─── Given information

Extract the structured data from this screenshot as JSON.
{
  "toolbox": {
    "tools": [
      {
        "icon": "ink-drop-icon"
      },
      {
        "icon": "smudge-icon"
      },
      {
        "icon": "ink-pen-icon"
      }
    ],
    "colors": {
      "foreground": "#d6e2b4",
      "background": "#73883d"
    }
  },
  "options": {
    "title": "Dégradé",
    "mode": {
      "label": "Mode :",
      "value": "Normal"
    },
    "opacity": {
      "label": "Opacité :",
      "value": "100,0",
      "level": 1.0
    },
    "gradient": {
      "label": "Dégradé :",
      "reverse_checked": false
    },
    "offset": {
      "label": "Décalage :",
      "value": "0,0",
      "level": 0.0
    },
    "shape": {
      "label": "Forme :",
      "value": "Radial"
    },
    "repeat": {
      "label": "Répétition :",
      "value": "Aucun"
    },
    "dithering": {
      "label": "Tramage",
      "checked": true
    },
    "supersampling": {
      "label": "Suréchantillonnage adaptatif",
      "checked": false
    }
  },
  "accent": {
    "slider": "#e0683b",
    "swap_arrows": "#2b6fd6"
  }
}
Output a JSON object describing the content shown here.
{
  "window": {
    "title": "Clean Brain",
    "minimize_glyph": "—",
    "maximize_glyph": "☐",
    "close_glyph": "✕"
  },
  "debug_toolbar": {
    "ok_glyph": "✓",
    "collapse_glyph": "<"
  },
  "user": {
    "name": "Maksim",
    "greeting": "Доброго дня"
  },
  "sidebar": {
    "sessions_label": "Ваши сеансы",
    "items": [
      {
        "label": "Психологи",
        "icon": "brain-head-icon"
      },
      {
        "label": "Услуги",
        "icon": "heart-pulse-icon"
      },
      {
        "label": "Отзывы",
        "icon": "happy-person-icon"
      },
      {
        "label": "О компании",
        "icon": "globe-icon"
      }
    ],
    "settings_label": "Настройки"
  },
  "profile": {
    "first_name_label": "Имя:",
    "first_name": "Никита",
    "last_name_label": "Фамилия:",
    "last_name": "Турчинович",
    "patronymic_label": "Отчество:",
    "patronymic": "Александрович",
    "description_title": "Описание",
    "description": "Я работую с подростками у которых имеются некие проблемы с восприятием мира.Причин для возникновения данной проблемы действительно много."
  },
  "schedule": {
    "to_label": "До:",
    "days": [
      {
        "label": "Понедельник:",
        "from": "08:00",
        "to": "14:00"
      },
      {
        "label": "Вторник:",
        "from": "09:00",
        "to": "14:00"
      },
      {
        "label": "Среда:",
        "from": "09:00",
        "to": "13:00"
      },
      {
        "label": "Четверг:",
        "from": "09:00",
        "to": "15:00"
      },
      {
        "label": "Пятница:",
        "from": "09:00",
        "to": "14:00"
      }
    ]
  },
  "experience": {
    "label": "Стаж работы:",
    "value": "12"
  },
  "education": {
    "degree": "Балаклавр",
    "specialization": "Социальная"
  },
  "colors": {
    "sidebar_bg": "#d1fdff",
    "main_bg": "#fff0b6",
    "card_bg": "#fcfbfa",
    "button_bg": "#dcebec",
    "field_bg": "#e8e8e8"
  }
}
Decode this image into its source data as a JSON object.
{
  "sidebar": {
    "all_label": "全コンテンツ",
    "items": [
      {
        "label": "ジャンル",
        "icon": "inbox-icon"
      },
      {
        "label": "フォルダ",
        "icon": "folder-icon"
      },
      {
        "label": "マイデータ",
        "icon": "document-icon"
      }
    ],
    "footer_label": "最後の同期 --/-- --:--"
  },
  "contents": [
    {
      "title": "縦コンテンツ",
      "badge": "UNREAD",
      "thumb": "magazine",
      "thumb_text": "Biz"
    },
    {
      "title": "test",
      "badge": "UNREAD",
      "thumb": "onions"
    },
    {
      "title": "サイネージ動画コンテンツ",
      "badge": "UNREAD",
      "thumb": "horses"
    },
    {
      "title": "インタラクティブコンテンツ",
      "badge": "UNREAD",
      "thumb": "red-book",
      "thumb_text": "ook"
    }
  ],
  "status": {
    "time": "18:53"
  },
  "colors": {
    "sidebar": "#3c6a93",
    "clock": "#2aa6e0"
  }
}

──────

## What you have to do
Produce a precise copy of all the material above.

## Task answer
Extract the structured data from this screenshot as JSON.
{
  "toolbox": {
    "tools": [
      {
        "icon": "ink-drop-icon"
      },
      {
        "icon": "smudge-icon"
      },
      {
        "icon": "ink-pen-icon"
      }
    ],
    "colors": {
      "foreground": "#d6e2b4",
      "background": "#73883d"
    }
  },
  "options": {
    "title": "Dégradé",
    "mode": {
      "label": "Mode :",
      "value": "Normal"
    },
    "opacity": {
      "label": "Opacité :",
      "value": "100,0",
      "level": 1.0
    },
    "gradient": {
      "label": "Dégradé :",
      "reverse_checked": false
    },
    "offset": {
      "label": "Décalage :",
      "value": "0,0",
      "level": 0.0
    },
    "shape": {
      "label": "Forme :",
      "value": "Radial"
    },
    "repeat": {
      "label": "Répétition :",
      "value": "Aucun"
    },
    "dithering": {
      "label": "Tramage",
      "checked": true
    },
    "supersampling": {
      "label": "Suréchantillonnage adaptatif",
      "checked": false
    }
  },
  "accent": {
    "slider": "#e0683b",
    "swap_arrows": "#2b6fd6"
  }
}
Output a JSON object describing the content shown here.
{
  "window": {
    "title": "Clean Brain",
    "minimize_glyph": "—",
    "maximize_glyph": "☐",
    "close_glyph": "✕"
  },
  "debug_toolbar": {
    "ok_glyph": "✓",
    "collapse_glyph": "<"
  },
  "user": {
    "name": "Maksim",
    "greeting": "Доброго дня"
  },
  "sidebar": {
    "sessions_label": "Ваши сеансы",
    "items": [
      {
        "label": "Психологи",
        "icon": "brain-head-icon"
      },
      {
        "label": "Услуги",
        "icon": "heart-pulse-icon"
      },
      {
        "label": "Отзывы",
        "icon": "happy-person-icon"
      },
      {
        "label": "О компании",
        "icon": "globe-icon"
      }
    ],
    "settings_label": "Настройки"
  },
  "profile": {
    "first_name_label": "Имя:",
    "first_name": "Никита",
    "last_name_label": "Фамилия:",
    "last_name": "Турчинович",
    "patronymic_label": "Отчество:",
    "patronymic": "Александрович",
    "description_title": "Описание",
    "description": "Я работую с подростками у которых имеются некие проблемы с восприятием мира.Причин для возникновения данной проблемы действительно много."
  },
  "schedule": {
    "to_label": "До:",
    "days": [
      {
        "label": "Понедельник:",
        "from": "08:00",
        "to": "14:00"
      },
      {
        "label": "Вторник:",
        "from": "09:00",
        "to": "14:00"
      },
      {
        "label": "Среда:",
        "from": "09:00",
        "to": "13:00"
      },
      {
        "label": "Четверг:",
        "from": "09:00",
        "to": "15:00"
      },
      {
        "label": "Пятница:",
        "from": "09:00",
        "to": "14:00"
      }
    ]
  },
  "experience": {
    "label": "Стаж работы:",
    "value": "12"
  },
  "education": {
    "degree": "Балаклавр",
    "specialization": "Социальная"
  },
  "colors": {
    "sidebar_bg": "#d1fdff",
    "main_bg": "#fff0b6",
    "card_bg": "#fcfbfa",
    "button_bg": "#dcebec",
    "field_bg": "#e8e8e8"
  }
}
Decode this image into its source data as a JSON object.
{
  "sidebar": {
    "all_label": "全コンテンツ",
    "items": [
      {
        "label": "ジャンル",
        "icon": "inbox-icon"
      },
      {
        "label": "フォルダ",
        "icon": "folder-icon"
      },
      {
        "label": "マイデータ",
        "icon": "document-icon"
      }
    ],
    "footer_label": "最後の同期 --/-- --:--"
  },
  "contents": [
    {
      "title": "縦コンテンツ",
      "badge": "UNREAD",
      "thumb": "magazine",
      "thumb_text": "Biz"
    },
    {
      "title": "test",
      "badge": "UNREAD",
      "thumb": "onions"
    },
    {
      "title": "サイネージ動画コンテンツ",
      "badge": "UNREAD",
      "thumb": "horses"
    },
    {
      "title": "インタラクティブコンテンツ",
      "badge": "UNREAD",
      "thumb": "red-book",
      "thumb_text": "ook"
    }
  ],
  "status": {
    "time": "18:53"
  },
  "colors": {
    "sidebar": "#3c6a93",
    "clock": "#2aa6e0"
  }
}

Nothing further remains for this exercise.